» **PROBLEM REQUIREMENTS**
Among the entries below, find the lines with the word "Certification" and return them.

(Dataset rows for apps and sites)
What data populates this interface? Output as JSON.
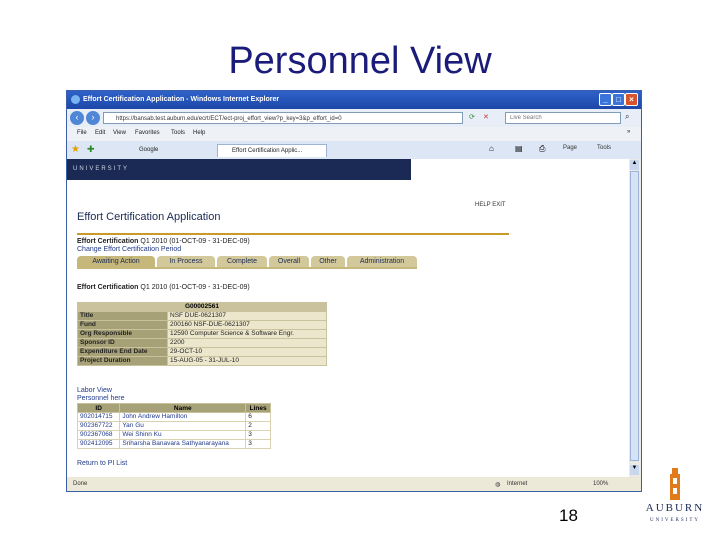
{
  "slide": {
    "title": "Personnel View",
    "page_number": "18"
  },
  "logo": {
    "word": "AUBURN",
    "sub": "UNIVERSITY"
  },
  "browser": {
    "window_title": "Effort Certification Application - Windows Internet Explorer",
    "address": "https://bansab.test.auburn.edu/ecrt/ECT/ect-proj_effort_view?p_key=3&p_effort_id=0",
    "search_placeholder": "Live Search",
    "menu": [
      "File",
      "Edit",
      "View",
      "Favorites",
      "Tools",
      "Help"
    ],
    "tabs": [
      "Google",
      "Effort Certification Applic..."
    ],
    "tools": [
      "Page",
      "Tools"
    ],
    "status_left": "Done",
    "status_zone": "Internet",
    "status_zoom": "100%"
  },
  "page": {
    "banner": "UNIVERSITY",
    "help_exit": "HELP  EXIT",
    "app_title": "Effort Certification Application",
    "cert_label": "Effort Certification",
    "cert_value": "Q1 2010 (01-OCT-09 - 31-DEC-09)",
    "change_link": "Change Effort Certification Period",
    "tabs": [
      "Awaiting Action",
      "In Process",
      "Complete",
      "Overall",
      "Other",
      "Administration"
    ],
    "cert_heading_label": "Effort Certification",
    "cert_heading_value": "Q1 2010 (01-OCT-09 - 31-DEC-09)",
    "grant_id": "G00002561",
    "details": [
      {
        "key": "Title",
        "value": "NSF DUE-0621307"
      },
      {
        "key": "Fund",
        "value": "200160 NSF-DUE-0621307"
      },
      {
        "key": "Org Responsible",
        "value": "12590 Computer Science & Software Engr."
      },
      {
        "key": "Sponsor ID",
        "value": "2200"
      },
      {
        "key": "Expenditure End Date",
        "value": "29-OCT-10"
      },
      {
        "key": "Project Duration",
        "value": "15-AUG-05 - 31-JUL-10"
      }
    ],
    "labor_link": "Labor View",
    "personnel_link": "Personnel here",
    "people_headers": [
      "ID",
      "Name",
      "Lines"
    ],
    "people": [
      {
        "id": "902014715",
        "name": "John Andrew Hamilton",
        "lines": "6"
      },
      {
        "id": "902367722",
        "name": "Yan Gu",
        "lines": "2"
      },
      {
        "id": "902367068",
        "name": "Wei Shinn Ku",
        "lines": "3"
      },
      {
        "id": "902412095",
        "name": "Sriharsha Banavara Sathyanarayana",
        "lines": "3"
      }
    ],
    "return_link": "Return to PI List"
  }
}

» **ANSWER TO THIS EXERCISE**
    "window_title": "Effort Certification Application - Windows Internet Explorer",
      "Effort Certification Applic..."
    "app_title": "Effort Certification Application",
    "cert_label": "Effort Certification",
    "change_link": "Change Effort Certification Period",
    "cert_heading_label": "Effort Certification",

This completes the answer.